I write this as I fly to California. I have a bad head cold and realized that I would not be able to sustain my usual practice of intense, continuous work on the plane. I thought I would settle for a less intense form of work and decided to try watching a movie on my iPod Nano, something I had not done before. I had limited time to get something, so after I could not find my first few choices on the iTunes Store I cut the search short and went with the first John Cusack movie I had not seen before.

So, I ended up on the plane watching Grosse Pointe Blank. I was interested that it was a pretty reasonable experience on the small screen. Anyway, I settle in and what do I see (just about) in the opening credits? Score by Joe Strummer (of The Clash)! And a retro-evocative 80's soundtrack.

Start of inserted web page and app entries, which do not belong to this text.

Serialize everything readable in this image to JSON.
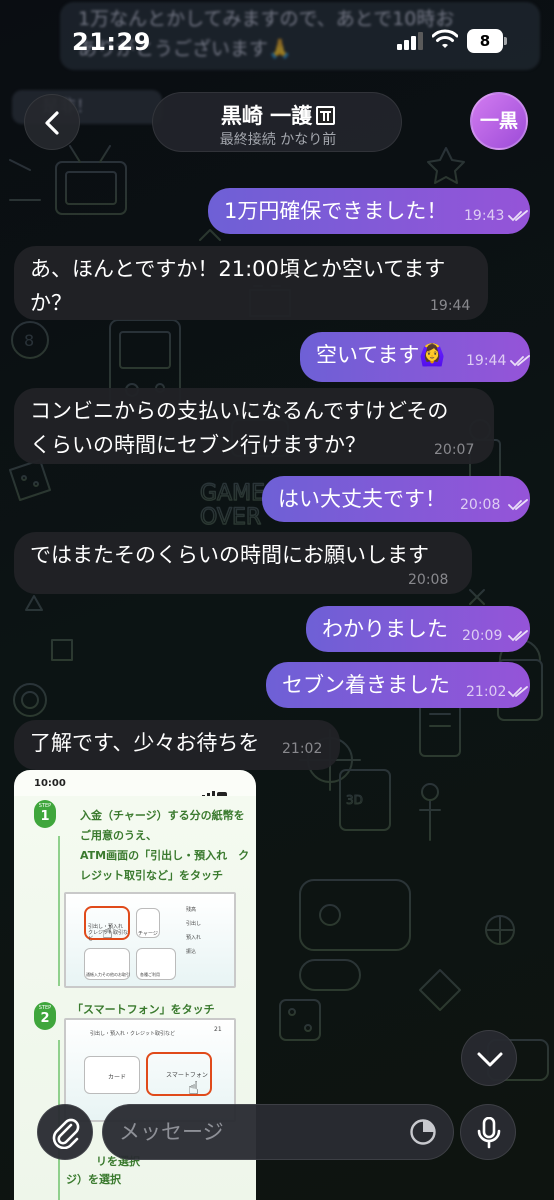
{
  "status_bar": {
    "time": "21:29",
    "battery_level": "8"
  },
  "blurred_notification": {
    "line1": "1万なんとかしてみますので、あとで10時お",
    "line2": "ありがとうございます🙏",
    "strip": "是非！"
  },
  "header": {
    "title": "黒崎 一護",
    "last_seen": "最終接続 かなり前",
    "avatar_initials": "一黒"
  },
  "messages": [
    {
      "direction": "outgoing",
      "lines": [
        "1万円確保できました！"
      ],
      "time": "19:43",
      "read": true
    },
    {
      "direction": "incoming",
      "lines": [
        "あ、ほんとですか！21:00頃とか空いてます",
        "か？"
      ],
      "time": "19:44"
    },
    {
      "direction": "outgoing",
      "lines": [
        "空いてます🙆‍♀️"
      ],
      "time": "19:44",
      "read": true
    },
    {
      "direction": "incoming",
      "lines": [
        "コンビニからの支払いになるんですけどその",
        "くらいの時間にセブン行けますか？"
      ],
      "time": "20:07"
    },
    {
      "direction": "outgoing",
      "lines": [
        "はい大丈夫です！"
      ],
      "time": "20:08",
      "read": true
    },
    {
      "direction": "incoming",
      "lines": [
        "ではまたそのくらいの時間にお願いします"
      ],
      "time": "20:08"
    },
    {
      "direction": "outgoing",
      "lines": [
        "わかりました"
      ],
      "time": "20:09",
      "read": true
    },
    {
      "direction": "outgoing",
      "lines": [
        "セブン着きました"
      ],
      "time": "21:02",
      "read": true
    },
    {
      "direction": "incoming",
      "lines": [
        "了解です、少々お待ちを"
      ],
      "time": "21:02"
    }
  ],
  "image_message": {
    "status_time": "10:00",
    "step_word": "STEP",
    "steps": [
      {
        "number": "1",
        "lines": [
          "入金（チャージ）する分の紙幣を",
          "ご用意のうえ、",
          "ATM画面の「引出し・預入れ　ク",
          "レジット取引など」をタッチ"
        ]
      },
      {
        "number": "2",
        "lines": [
          "「スマートフォン」をタッチ"
        ]
      },
      {
        "number": "3",
        "lines": [
          "リを選択",
          "ジ）を選択"
        ]
      }
    ],
    "atm1": {
      "highlight_label": "引出し・預入れ クレジット取引など",
      "charge_label": "チャージ",
      "deposit_label": "通帳入力その他のお取引",
      "other_label": "各種ご利用",
      "side_items": [
        "残高",
        "引出し",
        "預入れ",
        "振込"
      ]
    },
    "atm2": {
      "title": "引出し・預入れ・クレジット取引など",
      "card_label": "カード",
      "phone_label": "スマートフォン",
      "corner": "21"
    }
  },
  "composer": {
    "placeholder": "メッセージ"
  },
  "icons": {
    "back": "chevron-left-icon",
    "attach": "paperclip-icon",
    "sticker": "sticker-icon",
    "mic": "microphone-icon",
    "scroll": "chevron-down-icon"
  },
  "colors": {
    "outgoing_bubble_start": "#6e60d6",
    "outgoing_bubble_end": "#9554d8",
    "incoming_bubble": "#212226",
    "avatar": "#c26ce8",
    "step_green": "#3fa63c"
  }
}
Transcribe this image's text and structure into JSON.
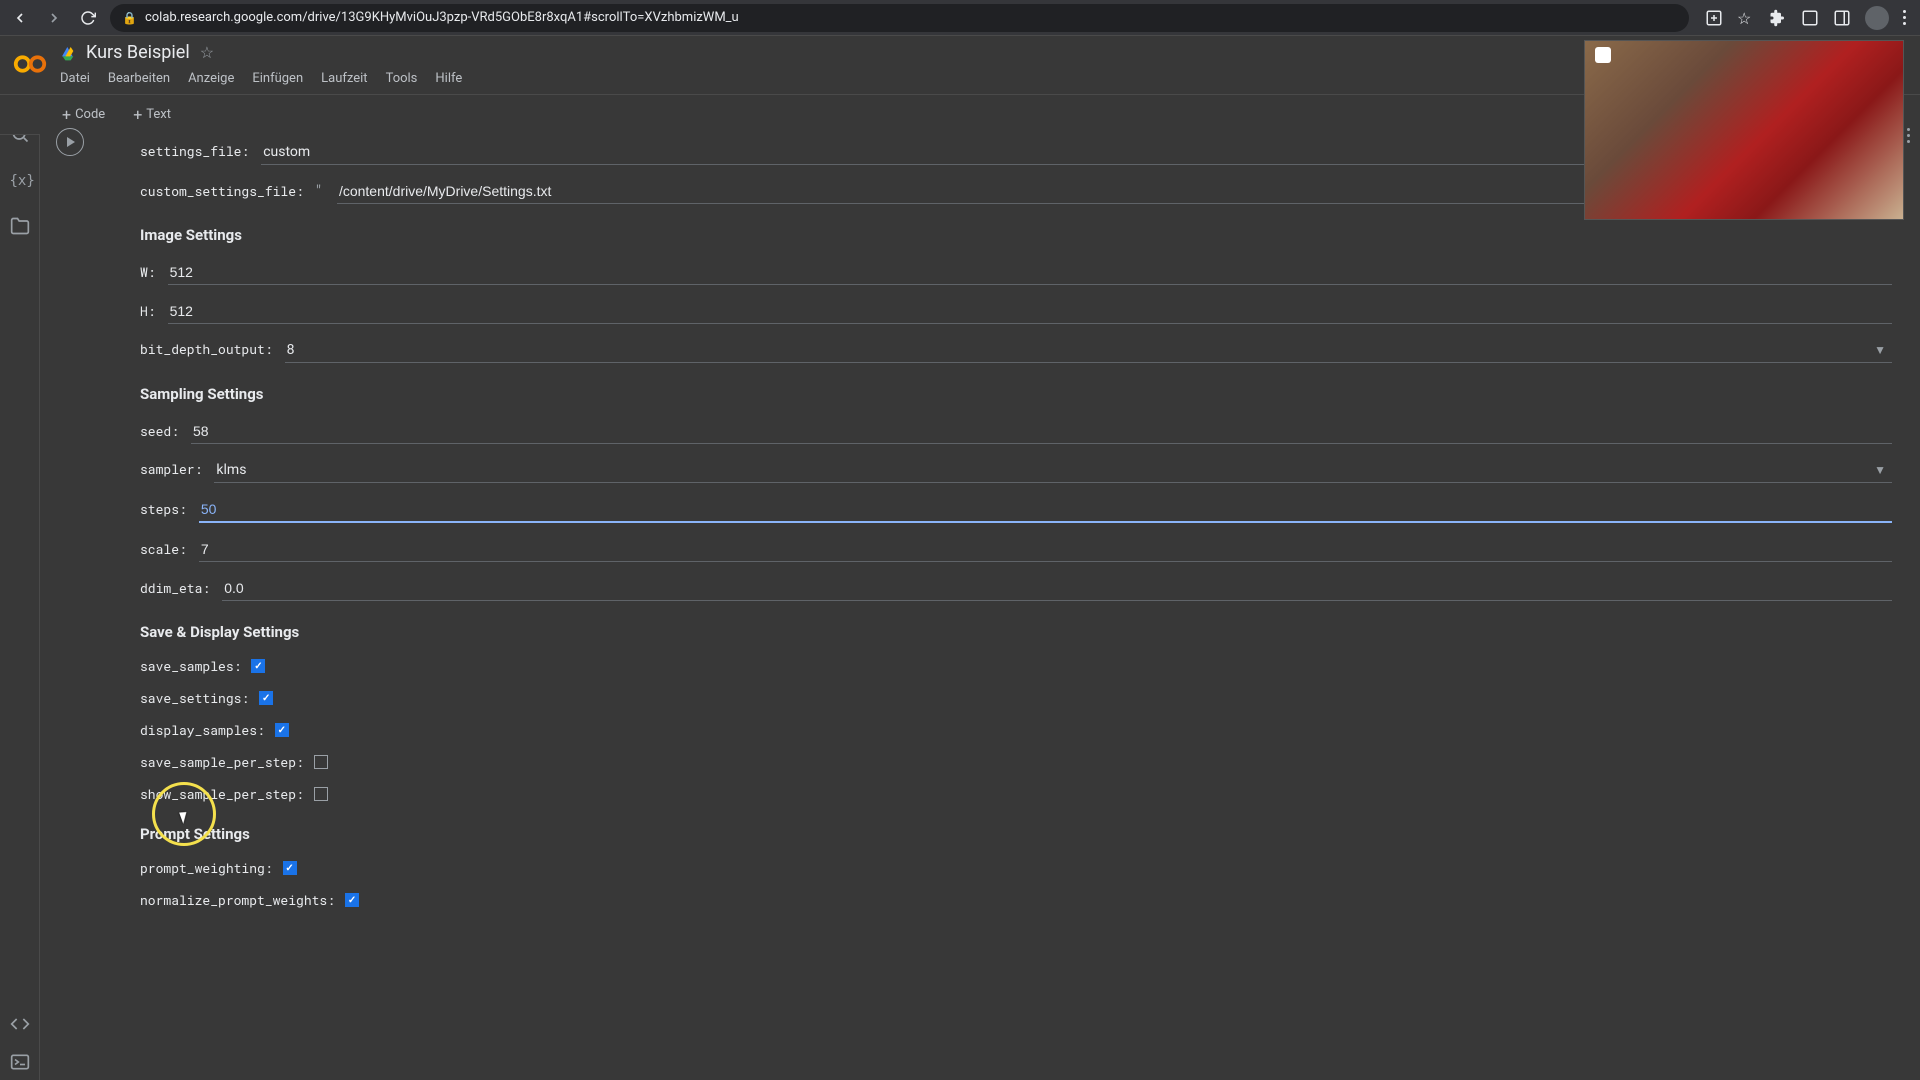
{
  "browser": {
    "url": "colab.research.google.com/drive/13G9KHyMviOuJ3pzp-VRd5GObE8r8xqA1#scrollTo=XVzhbmizWM_u"
  },
  "doc": {
    "title": "Kurs Beispiel"
  },
  "menubar": {
    "file": "Datei",
    "edit": "Bearbeiten",
    "view": "Anzeige",
    "insert": "Einfügen",
    "runtime": "Laufzeit",
    "tools": "Tools",
    "help": "Hilfe"
  },
  "toolbar": {
    "code": "Code",
    "text": "Text"
  },
  "form": {
    "settings_file": {
      "label": "settings_file:",
      "value": "custom"
    },
    "custom_settings_file": {
      "label": "custom_settings_file:",
      "quote": "\"",
      "value": "/content/drive/MyDrive/Settings.txt"
    },
    "image_heading": "Image Settings",
    "w": {
      "label": "W:",
      "value": "512"
    },
    "h": {
      "label": "H:",
      "value": "512"
    },
    "bit_depth_output": {
      "label": "bit_depth_output:",
      "value": "8"
    },
    "sampling_heading": "Sampling Settings",
    "seed": {
      "label": "seed:",
      "value": "58"
    },
    "sampler": {
      "label": "sampler:",
      "value": "klms"
    },
    "steps": {
      "label": "steps:",
      "value": "50"
    },
    "scale": {
      "label": "scale:",
      "value": "7"
    },
    "ddim_eta": {
      "label": "ddim_eta:",
      "value": "0.0"
    },
    "save_heading": "Save & Display Settings",
    "save_samples": {
      "label": "save_samples:",
      "checked": true
    },
    "save_settings": {
      "label": "save_settings:",
      "checked": true
    },
    "display_samples": {
      "label": "display_samples:",
      "checked": true
    },
    "save_sample_per_step": {
      "label": "save_sample_per_step:",
      "checked": false
    },
    "show_sample_per_step": {
      "label": "show_sample_per_step:",
      "checked": false
    },
    "prompt_heading": "Prompt Settings",
    "prompt_weighting": {
      "label": "prompt_weighting:",
      "checked": true
    },
    "normalize_prompt_weights": {
      "label": "normalize_prompt_weights:",
      "checked": true
    }
  }
}
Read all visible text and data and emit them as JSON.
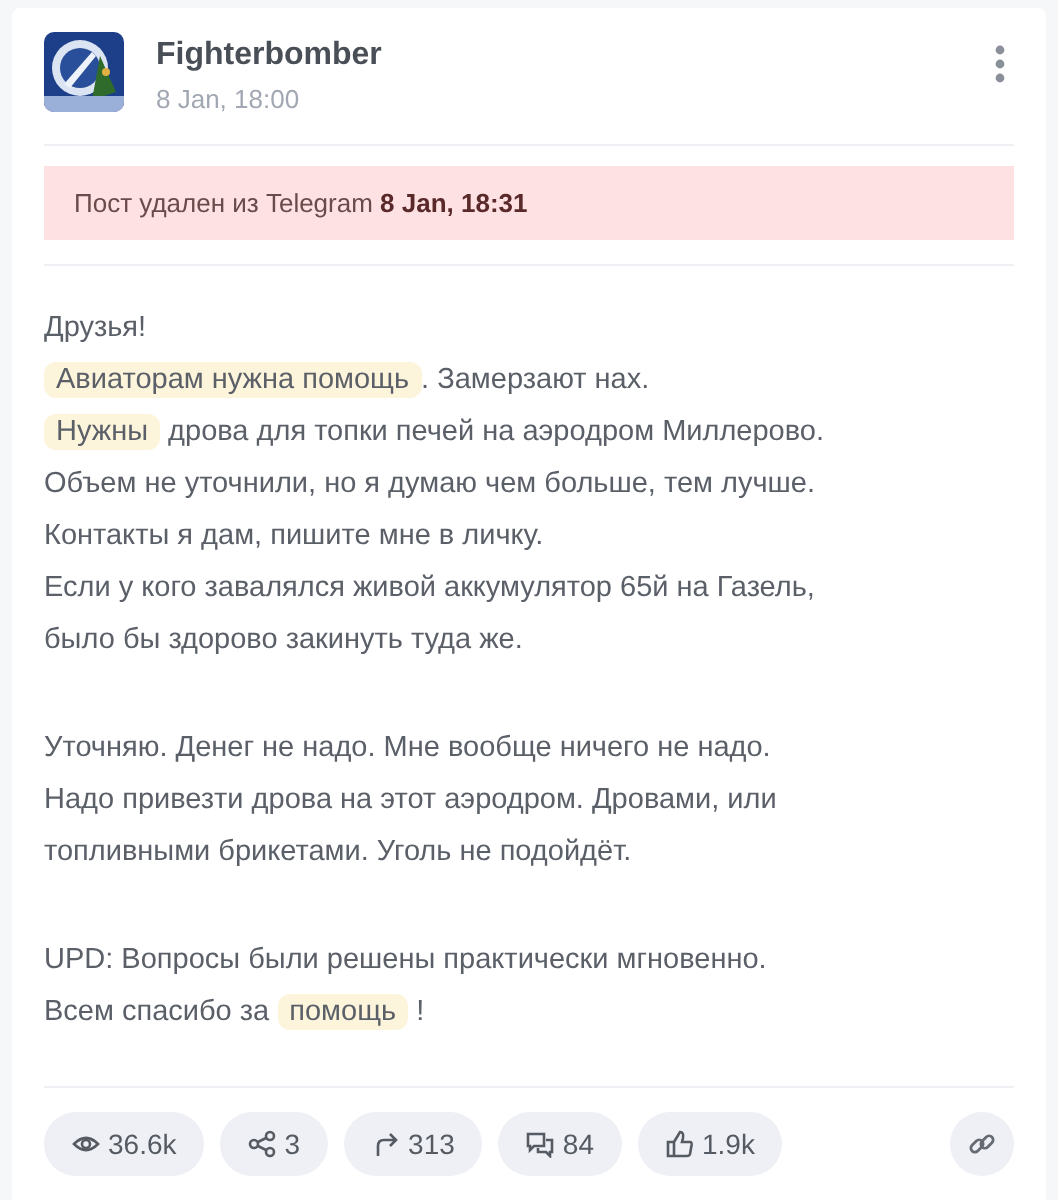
{
  "post": {
    "channel": "Fighterbomber",
    "date": "8 Jan, 18:00",
    "notice": "Пост удален из Telegram **8 Jan, 18:31**",
    "paragraphs": [
      [
        [
          {
            "text": "Друзья!",
            "highlighted": false
          }
        ],
        [
          {
            "text": "Авиаторам нужна помощь",
            "highlighted": true
          },
          {
            "text": ". Замерзают нах.",
            "highlighted": false
          }
        ],
        [
          {
            "text": "Нужны",
            "highlighted": true
          },
          {
            "text": " дрова для топки печей на аэродром Миллерово.",
            "highlighted": false
          }
        ],
        [
          {
            "text": "Объем не уточнили, но я думаю чем больше, тем лучше.",
            "highlighted": false
          }
        ],
        [
          {
            "text": "Контакты я дам, пишите мне в личку.",
            "highlighted": false
          }
        ],
        [
          {
            "text": "Если у кого завалялся живой аккумулятор 65й на Газель,",
            "highlighted": false
          }
        ],
        [
          {
            "text": "было бы здорово закинуть туда же.",
            "highlighted": false
          }
        ]
      ],
      [
        [
          {
            "text": "Уточняю. Денег не надо. Мне вообще ничего не надо.",
            "highlighted": false
          }
        ],
        [
          {
            "text": "Надо привезти дрова на этот аэродром. Дровами, или",
            "highlighted": false
          }
        ],
        [
          {
            "text": "топливными брикетами. Уголь не подойдёт.",
            "highlighted": false
          }
        ]
      ],
      [
        [
          {
            "text": "UPD: Вопросы были решены практически мгновенно.",
            "highlighted": false
          }
        ],
        [
          {
            "text": "Всем спасибо за ",
            "highlighted": false
          },
          {
            "text": "помощь",
            "highlighted": true
          },
          {
            "text": " !",
            "highlighted": false
          }
        ]
      ]
    ],
    "stats": [
      {
        "kind": "views",
        "value": "36.6k"
      },
      {
        "kind": "shares",
        "value": "3"
      },
      {
        "kind": "forwards",
        "value": "313"
      },
      {
        "kind": "comments",
        "value": "84"
      },
      {
        "kind": "reactions",
        "value": "1.9k"
      }
    ]
  }
}
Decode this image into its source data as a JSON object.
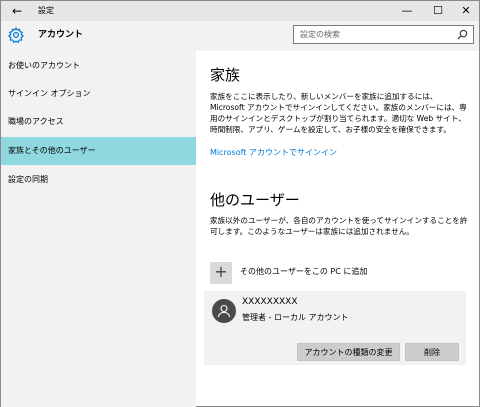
{
  "window": {
    "title": "設定",
    "back_glyph": "←",
    "min_glyph": "—",
    "max_glyph": "☐",
    "close_glyph": "✕"
  },
  "app": {
    "title": "アカウント"
  },
  "search": {
    "placeholder": "設定の検索"
  },
  "sidebar": {
    "items": [
      {
        "label": "お使いのアカウント",
        "selected": false
      },
      {
        "label": "サインイン オプション",
        "selected": false
      },
      {
        "label": "職場のアクセス",
        "selected": false
      },
      {
        "label": "家族とその他のユーザー",
        "selected": true
      },
      {
        "label": "設定の同期",
        "selected": false
      }
    ]
  },
  "family": {
    "heading": "家族",
    "description": "家族をここに表示したり、新しいメンバーを家族に追加するには、Microsoft アカウントでサインインしてください。家族のメンバーには、専用のサインインとデスクトップが割り当てられます。適切な Web サイト、時間制限、アプリ、ゲームを設定して、お子様の安全を確保できます。",
    "link": "Microsoft アカウントでサインイン"
  },
  "others": {
    "heading": "他のユーザー",
    "description": "家族以外のユーザーが、各自のアカウントを使ってサインインすることを許可します。このようなユーザーは家族には追加されません。",
    "add_label": "その他のユーザーをこの PC に追加",
    "add_glyph": "+"
  },
  "user": {
    "name": "XXXXXXXXX",
    "role": "管理者 - ローカル アカウント",
    "change_button": "アカウントの種類の変更",
    "delete_button": "削除"
  },
  "colors": {
    "accent": "#0078d7",
    "selected_nav": "#8fd8e0",
    "pane_bg": "#f2f2f2"
  }
}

I then turned to the Atlantic and was interested to read an article about the future of TV in a changing media environment of online availability of content:

And here's the final twist. As TV and the Internet converge into something generically known as broadband, the distinctions between the two will soon become nugatory from a consumer point of view. But will this resulting hybrid be more like TV, plus interactivity; or more like the Internet, plus TV? The distinction will be worth billions to whoever gets there first and organizes this mess in a fashion that's satisfying for consumers. The networks and cable companies, therefore, will need to move quickly to find a way to package the different streams - professional and user-made, broadcast and Internet - into a huge, interactive library, all easily and pleasingly accessible on demand and portable to whatever device people are overpaying for at the moment. [Michael Hirschorn. The revolution will be televised. The Atlantic, March 2008]

There was a limited range of films on iTunes. There is an interesting selection of books available for the Kindle, but not enough to satisfy the majority of my reading needs.

I wonder how long it will be before when we read or see something, we can reach out and retrieve it. It increasingly seems like it will happen, even as we recognize the amount of work required to give large quantities of material an afterlife in our new digital environment.

Incidentally, I notice that I have a Clash album on the iPod: the songs don't seem to come up very often in the shuffle. It turns out that the film did seem familiar: I must have half-watched it on a plane on some other trip.


Comments: 1

Feb 15, 2008
Paul Gherman

The Vanderbilt Television News Archive just signed an agreement with NBC to stream over 8,000 hours of their news content to our subscribers. We have loaded all 800,000 TVNA records into our version of Ex Libris Primo, called DiscoverLibrary. Our students now can discover a news clip while doing a library search, and with a click, immediately view it. This is the afterlife of media.

Paul